The Greeks are also big on cold coffee. Pretty much any drink will have the option of being made as a cold beverage. One cold drink that is especially popular is the frappe. Much different than an American frappe, Greek frappes are cold whipped coffee. They are prepared in a special blender and come in a tall glass with a think layer of coffee froth on the top. They are delicious!
If you’re not a fan of dairy, most cafes in Greece offer coconut milk as a dairy alternative. This works really well in frappes (it even tastes better than regular milk!), but not as well in hot drinks such as lattes and cappuccinos. Even if you’re a big fan of dairy, we suggest giving a coconut milk frappe a try — you just might love it!

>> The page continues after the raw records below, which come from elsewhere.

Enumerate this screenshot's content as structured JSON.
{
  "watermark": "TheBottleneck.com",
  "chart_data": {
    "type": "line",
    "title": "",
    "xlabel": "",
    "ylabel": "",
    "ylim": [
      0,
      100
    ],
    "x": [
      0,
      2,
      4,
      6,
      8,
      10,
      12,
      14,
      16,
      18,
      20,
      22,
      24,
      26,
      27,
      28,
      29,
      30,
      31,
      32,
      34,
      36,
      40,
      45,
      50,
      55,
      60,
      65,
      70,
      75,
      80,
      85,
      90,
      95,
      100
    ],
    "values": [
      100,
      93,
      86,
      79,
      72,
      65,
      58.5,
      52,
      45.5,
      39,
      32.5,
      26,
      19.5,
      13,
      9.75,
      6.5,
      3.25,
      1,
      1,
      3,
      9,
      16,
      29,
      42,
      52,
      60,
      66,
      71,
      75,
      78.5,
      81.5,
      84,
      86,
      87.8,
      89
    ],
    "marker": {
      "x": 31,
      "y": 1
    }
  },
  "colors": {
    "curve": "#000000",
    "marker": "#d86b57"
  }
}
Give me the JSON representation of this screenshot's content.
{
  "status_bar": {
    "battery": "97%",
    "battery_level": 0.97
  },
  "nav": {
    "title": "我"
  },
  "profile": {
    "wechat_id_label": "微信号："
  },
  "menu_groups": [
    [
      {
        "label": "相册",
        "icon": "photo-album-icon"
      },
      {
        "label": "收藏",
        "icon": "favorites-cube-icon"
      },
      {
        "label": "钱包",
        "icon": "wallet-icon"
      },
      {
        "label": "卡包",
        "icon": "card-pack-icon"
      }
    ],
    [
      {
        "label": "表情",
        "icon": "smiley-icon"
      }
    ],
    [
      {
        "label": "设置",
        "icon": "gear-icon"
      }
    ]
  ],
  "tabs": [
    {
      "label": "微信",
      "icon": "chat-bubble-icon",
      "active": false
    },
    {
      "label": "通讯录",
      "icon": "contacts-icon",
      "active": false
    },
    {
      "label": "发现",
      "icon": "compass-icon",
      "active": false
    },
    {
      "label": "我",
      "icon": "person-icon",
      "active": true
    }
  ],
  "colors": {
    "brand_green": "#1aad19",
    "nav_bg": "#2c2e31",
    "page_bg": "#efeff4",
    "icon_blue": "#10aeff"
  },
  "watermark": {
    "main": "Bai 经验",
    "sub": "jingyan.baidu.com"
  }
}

Australia does not have regular drip coffee that we are used to in North America. If you try to simply order “a coffee”, the barista will look at you like you have three heads — trust us on this! But the good news is, if you know what to order you’ll probably get the best cup of coffee you’ve ever had.
Here are the basics:
Flat White – Similar to a latte but with less foam. This is a staple drink in Australia.
Short Black – Straight espresso. Hello, caffeine!
Long Black – This is akin to an Americano. Simply espresso and hot water.
Mac (short for macchiato) – Espresso and a little bit of cold milk.
They also have the standard cappuccino, mocha, and latte.
For ordering coffee in India, our best advice to you is: good luck! Coffee in India is not all that common, although it is getting more and more common in the tourist areas and big cities such as Bombay and New Delhi. When you order coffee, more times than not you’ll get a stale tasting cup of drip coffee.
In lieu of coffee, Indians prefer a special black tea with milk and sugar called chai. The tea has caffeine in it and is quite delicious.
If you are in a big city or you stumble on one of the newer coffee shops that have popped up in recent years, then you may be able to get a nice cup of coffee. But when in India, we suggest giving Indian chai a try instead.